Wednesday, May 31, 2006

The failures of the online collective mind

There is a nice rant at: On "Digital Maoism: The Hazards of the New Online Collectivism" By Jaron Lanier. I do agree with it in many points - but I don't agree with the overall diagnosis rejecting the online hive mind as 'too collective'. I would rather talk about particular systems and their failures than rejecting all of them in one sweep. It is not that digital communication forces us for more collectivism or less collectivism - digital communication is the most malleable form of communication there ever existed and we can change it and amend to fit any model we think of. There are more collective trends in it with wikis, aggregators etc. - but blogs composite a completely opposite trend of total autonomy of the individual.

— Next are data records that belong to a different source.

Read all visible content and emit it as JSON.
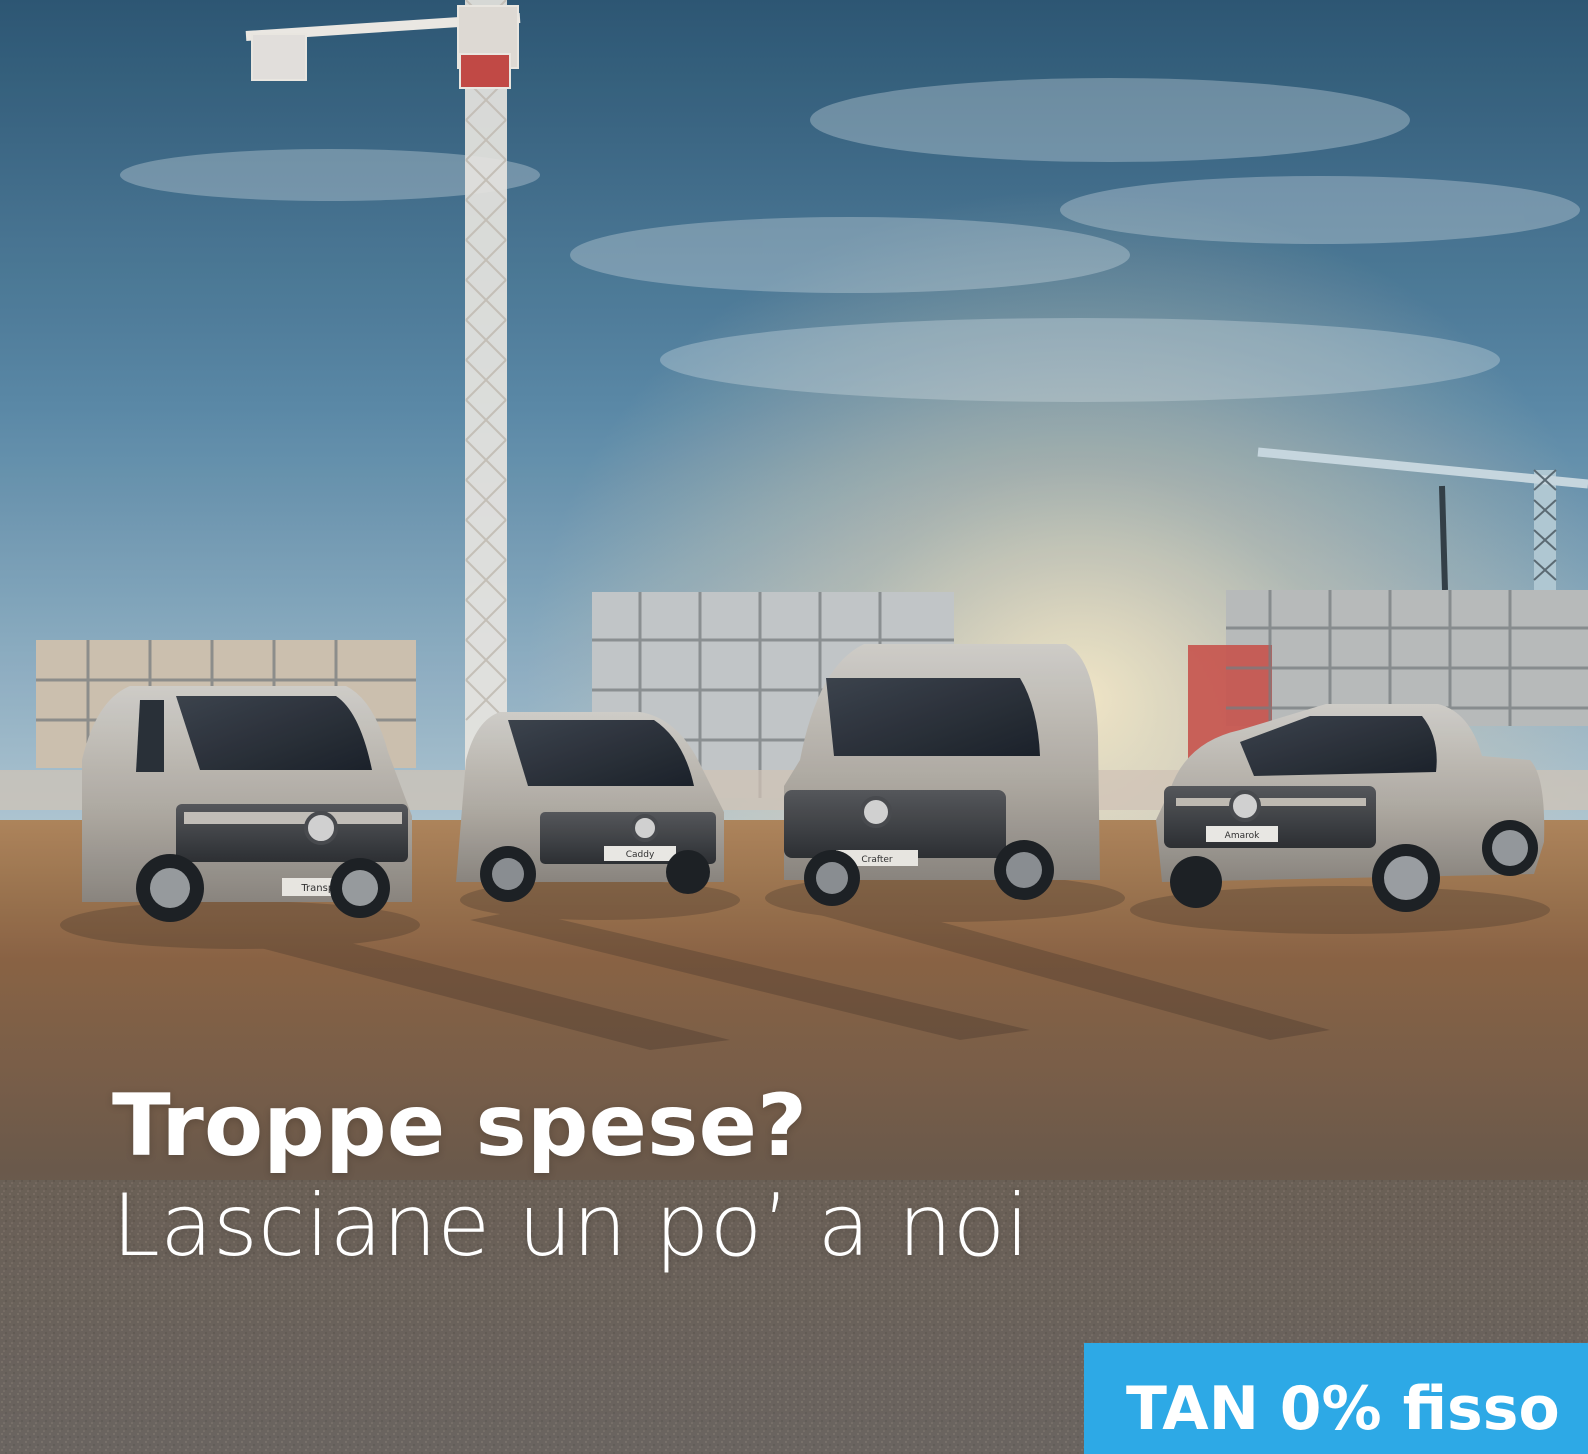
{
  "headline": {
    "line1": "Troppe spese?",
    "line2": "Lasciane un po’ a noi"
  },
  "offer": {
    "label": "TAN 0% fisso"
  },
  "vehicles": [
    {
      "name": "Transporter",
      "plate": "Transporter"
    },
    {
      "name": "Caddy",
      "plate": "Caddy"
    },
    {
      "name": "Crafter",
      "plate": "Crafter"
    },
    {
      "name": "Amarok",
      "plate": "Amarok"
    }
  ],
  "colors": {
    "badge": "#2da9e6",
    "headline": "#ffffff",
    "sky_top": "#3f6f92",
    "sky_horizon": "#f3e1cf",
    "ground": "#8b6747"
  }
}
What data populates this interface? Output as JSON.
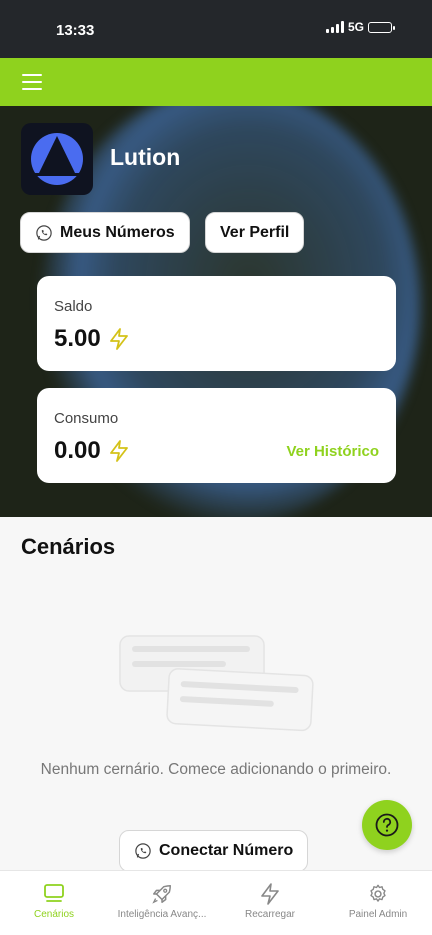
{
  "status_bar": {
    "time": "13:33",
    "network": "5G"
  },
  "brand": {
    "name": "Lution"
  },
  "buttons": {
    "my_numbers": "Meus Números",
    "view_profile": "Ver Perfil",
    "connect_number": "Conectar Número"
  },
  "balance": {
    "label": "Saldo",
    "value": "5.00"
  },
  "consumption": {
    "label": "Consumo",
    "value": "0.00",
    "history_link": "Ver Histórico"
  },
  "scenarios": {
    "title": "Cenários",
    "empty_message": "Nenhum cernário. Comece adicionando o primeiro."
  },
  "nav": [
    {
      "label": "Cenários",
      "icon": "monitor-icon",
      "active": true
    },
    {
      "label": "Inteligência Avanç...",
      "icon": "rocket-icon",
      "active": false
    },
    {
      "label": "Recarregar",
      "icon": "lightning-icon",
      "active": false
    },
    {
      "label": "Painel Admin",
      "icon": "gear-icon",
      "active": false
    }
  ],
  "colors": {
    "accent": "#8fd21e",
    "hero_bg": "#1e2418",
    "status_bar": "#24272b",
    "lightning": "#d4c218"
  }
}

In this vein I created following list of digital media failures:
  1. averaging everything to the mediocre, homogenized pulp - this is the sin of aggregators and very big wikis
  2. Skewing the process of averaging towards people who have too much time or some freaky motivation (this is what I was analysing in One email per day - a moderation scheme and Online Debate (continuing 'One email per day'))
  3. Accrection of information without the balancing force of forgetting it - this is the primary problem with wikis (adding new comments is easy, refactoring is hard), blogs and email lists solve that by 'forgetting' the older content and letting it resurface if it is really important
For sure there are many more of them - but I believe by splitting them into more concrete and better described chunks we can analyze them and then try to fix them in our online communication tools.


1 comment:

phil jones said...

Yeah, the problem is not how to have more or less "collectivity" It's how to make collectivity work.

The nice thing about the new online collectivity is that we have a laboratory for running dozens of different experiments.

Totally agree with the "refactoring wiki is harder than you think" part. I'm wondering a lot about that at the moment. I feel there's a wealth of good stuff in ThoughtStorms that's completely confused and inaccessible to people.